Big Dig Investigators Focus on Bolts After Deadly Ceiling Collapse

Contractors knew as early as 1999 that there were problems with some of the bolts attaching massive concrete panels to the ceiling of the Big Dig highway tunnel where a woman was crushed by 12 tons of falling concrete, Massachusetts' attorney general said.

That fall, five bolts in the Interstate 90 connector tunnel failed during testing, Attorney General Tom Reilly said.

"It was not only identified, but there was a plan to address that problem," he said. "What we're trying to determine right now is was that plan implemented."

Preliminary inspections of the tunnel after the deadly collapse Monday night found at least 60 signs of loose bolts and other potential failures in the tunnel's eastbound lanes, according to Massachusetts Turnpike Authority Chairman Matthew Amorello and Michael Lewis, project director of the Big Dig.

In some places, bolts had started to come out of concrete tunnel ceilings. In others, gaps had developed between the ceilings and metal plates that are part of the bracing that has been used to hold the massive panels aloft.

A spokesman for project manager Bechtel/Parsons Brinckerhoff declined to comment on the attorney general's allegation. Contractor Modern Continental did not immediately respond to a phone call and e-mail.

John Christian, an engineer hired to investigate for the Turnpike Authority, said the bolts used a standard design: Holes were drilled into the tunnel's concrete ceiling and bolts were then inserted, along with pressure-injected epoxy.

He said it was possible that inspectors would find "some generic flaw in the systems that are used for designing these panels."

Increased focus on the bolts came as inspectors began reviewing the city's entire highway system — even parts that are decades old and not part of the troubled $14.6 billion Big Dig system, the nation's most expensive highway project.

Gov. Mitt Romney has focused criticism on Amorello and threatened legal action to oust him, saying Amorello has been secretive, resisted oversight and refused the share information. The Big Dig has been plagued by leaks, falling concrete and other problems linked to faulty construction and oversight, and the state is seeking millions in compensation from its overseers.

The powerful Boston law firm WilmerHale has agreed to represent the state on a pro bono basis, Romney spokesman Eric Fehrnstrom said Thursday.

Amorello has refused calls for his resignation.

"There's obviously a lot of politics involved," he told reporters earlier.

The connector tunnel's eastbound lanes, meanwhile, are closed indefinitely to ensure motorists' safety and to collect more evidence in a possible criminal investigation of the tunnels' designers and builders.

"What happened Monday was a tragedy," Amorello said. "I'm taking every step to ensure it never happens again."

Click here to read more about Monday's incident that left one woman dead.

Avi Mor, of Dr. Mor & Associates, a California-based consulting firm specializing in analysis of construction defects, said if concrete failure was to blame for the collapse of the panel, investigators would likely find pieces of concrete still epoxied to the tie rods.

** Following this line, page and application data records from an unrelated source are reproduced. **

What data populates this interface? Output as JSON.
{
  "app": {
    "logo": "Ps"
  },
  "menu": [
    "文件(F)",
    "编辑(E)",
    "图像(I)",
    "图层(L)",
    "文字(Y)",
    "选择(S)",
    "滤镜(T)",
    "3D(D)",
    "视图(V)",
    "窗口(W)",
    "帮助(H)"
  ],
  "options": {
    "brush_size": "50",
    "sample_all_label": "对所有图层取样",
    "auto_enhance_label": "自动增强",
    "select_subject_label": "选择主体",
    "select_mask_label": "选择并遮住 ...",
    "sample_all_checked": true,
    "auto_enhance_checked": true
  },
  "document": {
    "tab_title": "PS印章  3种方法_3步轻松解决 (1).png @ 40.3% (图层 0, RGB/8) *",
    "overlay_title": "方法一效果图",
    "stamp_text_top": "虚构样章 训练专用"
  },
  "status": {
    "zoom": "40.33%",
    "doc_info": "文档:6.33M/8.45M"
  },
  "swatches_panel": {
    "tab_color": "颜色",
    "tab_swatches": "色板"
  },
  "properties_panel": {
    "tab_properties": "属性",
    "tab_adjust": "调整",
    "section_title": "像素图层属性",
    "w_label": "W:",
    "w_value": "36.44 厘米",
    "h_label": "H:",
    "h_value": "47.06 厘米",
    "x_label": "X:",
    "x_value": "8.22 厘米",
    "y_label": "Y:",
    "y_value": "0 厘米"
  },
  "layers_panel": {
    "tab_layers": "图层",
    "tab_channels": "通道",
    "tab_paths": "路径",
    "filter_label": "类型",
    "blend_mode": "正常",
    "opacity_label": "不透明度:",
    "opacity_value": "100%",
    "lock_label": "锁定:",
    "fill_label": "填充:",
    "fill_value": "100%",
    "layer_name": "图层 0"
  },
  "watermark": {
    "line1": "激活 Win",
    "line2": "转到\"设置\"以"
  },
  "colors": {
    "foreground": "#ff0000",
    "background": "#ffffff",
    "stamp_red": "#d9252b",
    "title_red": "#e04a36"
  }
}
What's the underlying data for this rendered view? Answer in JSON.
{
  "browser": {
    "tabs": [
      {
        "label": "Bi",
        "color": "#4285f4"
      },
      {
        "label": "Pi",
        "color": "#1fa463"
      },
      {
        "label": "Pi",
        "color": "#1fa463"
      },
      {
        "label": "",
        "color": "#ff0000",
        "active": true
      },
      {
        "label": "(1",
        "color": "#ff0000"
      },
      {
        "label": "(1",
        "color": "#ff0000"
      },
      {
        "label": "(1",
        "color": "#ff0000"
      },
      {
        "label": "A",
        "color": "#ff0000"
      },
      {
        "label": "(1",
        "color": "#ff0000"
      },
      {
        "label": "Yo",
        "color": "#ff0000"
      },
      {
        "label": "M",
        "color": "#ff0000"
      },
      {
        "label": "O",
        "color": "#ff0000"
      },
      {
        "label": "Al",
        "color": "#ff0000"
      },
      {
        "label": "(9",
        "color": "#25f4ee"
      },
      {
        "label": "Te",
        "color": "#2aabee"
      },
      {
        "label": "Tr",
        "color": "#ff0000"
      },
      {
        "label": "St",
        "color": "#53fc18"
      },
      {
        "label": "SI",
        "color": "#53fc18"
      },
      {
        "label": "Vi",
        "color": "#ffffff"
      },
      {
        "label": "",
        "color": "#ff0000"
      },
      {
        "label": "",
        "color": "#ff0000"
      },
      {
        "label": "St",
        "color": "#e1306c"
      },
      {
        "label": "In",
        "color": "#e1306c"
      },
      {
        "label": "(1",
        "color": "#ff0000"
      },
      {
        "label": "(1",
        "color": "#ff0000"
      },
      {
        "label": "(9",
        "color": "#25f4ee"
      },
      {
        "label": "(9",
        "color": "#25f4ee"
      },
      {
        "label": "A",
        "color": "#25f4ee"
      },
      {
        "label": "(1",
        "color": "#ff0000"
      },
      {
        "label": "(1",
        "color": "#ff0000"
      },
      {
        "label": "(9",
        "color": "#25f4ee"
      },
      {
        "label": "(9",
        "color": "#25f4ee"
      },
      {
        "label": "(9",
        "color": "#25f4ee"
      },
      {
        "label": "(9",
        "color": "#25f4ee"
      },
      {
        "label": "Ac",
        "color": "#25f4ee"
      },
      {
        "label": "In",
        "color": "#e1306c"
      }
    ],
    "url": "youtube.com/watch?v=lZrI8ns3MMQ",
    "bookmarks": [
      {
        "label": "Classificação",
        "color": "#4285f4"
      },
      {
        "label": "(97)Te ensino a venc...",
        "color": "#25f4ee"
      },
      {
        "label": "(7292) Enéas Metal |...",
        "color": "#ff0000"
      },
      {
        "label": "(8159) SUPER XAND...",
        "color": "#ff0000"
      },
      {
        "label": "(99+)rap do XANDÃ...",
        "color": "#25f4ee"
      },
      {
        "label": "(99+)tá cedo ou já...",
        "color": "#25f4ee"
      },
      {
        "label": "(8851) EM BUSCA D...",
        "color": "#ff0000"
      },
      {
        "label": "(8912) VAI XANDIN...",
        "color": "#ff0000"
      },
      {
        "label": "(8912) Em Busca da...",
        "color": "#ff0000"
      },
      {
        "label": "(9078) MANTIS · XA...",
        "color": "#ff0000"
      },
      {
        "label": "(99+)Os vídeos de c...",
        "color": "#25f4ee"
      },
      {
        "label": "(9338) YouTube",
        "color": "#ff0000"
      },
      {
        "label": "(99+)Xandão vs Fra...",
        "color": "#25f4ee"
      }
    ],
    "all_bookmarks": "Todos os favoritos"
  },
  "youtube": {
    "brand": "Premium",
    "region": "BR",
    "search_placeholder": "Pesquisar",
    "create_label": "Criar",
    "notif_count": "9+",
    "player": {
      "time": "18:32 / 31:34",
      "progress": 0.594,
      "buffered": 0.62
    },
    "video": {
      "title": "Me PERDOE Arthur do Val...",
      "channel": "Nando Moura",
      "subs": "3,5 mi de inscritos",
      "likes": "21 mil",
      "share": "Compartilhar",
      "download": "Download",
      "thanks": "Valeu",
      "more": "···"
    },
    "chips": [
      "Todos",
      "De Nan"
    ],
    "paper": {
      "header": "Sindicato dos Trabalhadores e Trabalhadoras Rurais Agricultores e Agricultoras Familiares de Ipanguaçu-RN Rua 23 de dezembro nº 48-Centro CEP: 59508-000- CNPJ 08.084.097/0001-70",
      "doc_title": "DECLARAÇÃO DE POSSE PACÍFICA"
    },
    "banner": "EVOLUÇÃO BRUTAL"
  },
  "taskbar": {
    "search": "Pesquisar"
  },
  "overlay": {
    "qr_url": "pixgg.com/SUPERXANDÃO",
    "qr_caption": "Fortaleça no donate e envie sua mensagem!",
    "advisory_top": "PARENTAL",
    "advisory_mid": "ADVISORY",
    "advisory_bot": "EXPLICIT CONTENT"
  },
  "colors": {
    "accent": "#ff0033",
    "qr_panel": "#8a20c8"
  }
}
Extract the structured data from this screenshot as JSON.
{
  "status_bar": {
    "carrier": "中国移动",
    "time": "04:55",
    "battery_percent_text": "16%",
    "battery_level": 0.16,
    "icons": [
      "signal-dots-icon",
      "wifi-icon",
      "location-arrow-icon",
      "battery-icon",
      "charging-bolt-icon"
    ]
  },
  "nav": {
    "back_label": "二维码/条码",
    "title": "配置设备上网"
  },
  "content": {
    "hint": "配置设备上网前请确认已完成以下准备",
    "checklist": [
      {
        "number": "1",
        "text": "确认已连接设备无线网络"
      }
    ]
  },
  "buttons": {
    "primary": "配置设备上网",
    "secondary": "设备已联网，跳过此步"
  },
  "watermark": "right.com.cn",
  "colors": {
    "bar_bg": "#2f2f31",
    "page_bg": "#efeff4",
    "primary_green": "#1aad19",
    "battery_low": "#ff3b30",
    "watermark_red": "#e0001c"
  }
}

Reilly said one of the bolts that failed was a "clean break" and there wasn't any concrete attached to it.

Federal investigators are now checking whether companies involved in that area fulfilled their obligations, U.S. Attorney Michael Sullivan said. His office brought the first criminal charges in the trouble-plagued Big Dig project in May against six men who worked for its largest concrete supplier, accusing them of falsifying records to hide the inferior quality of concrete.

"We obviously want to identify any public safety risks ... but also to ensure that what the government paid for — through tax dollars — is in fact what was delivered," Sullivan told The Associated Press.

Commuters waited years for the Big Dig to bury the city's antiquated central artery and send traffic underneath downtown. But the accident has raised new concerns about safety.

Cab driver Steve Past, 45, said his passengers have been jittery about the tunnels.

"The drivers aren't so scared, but people sitting in the back seat are scared. Because who knows? Today one piece falls down, tomorrow another piece," he said.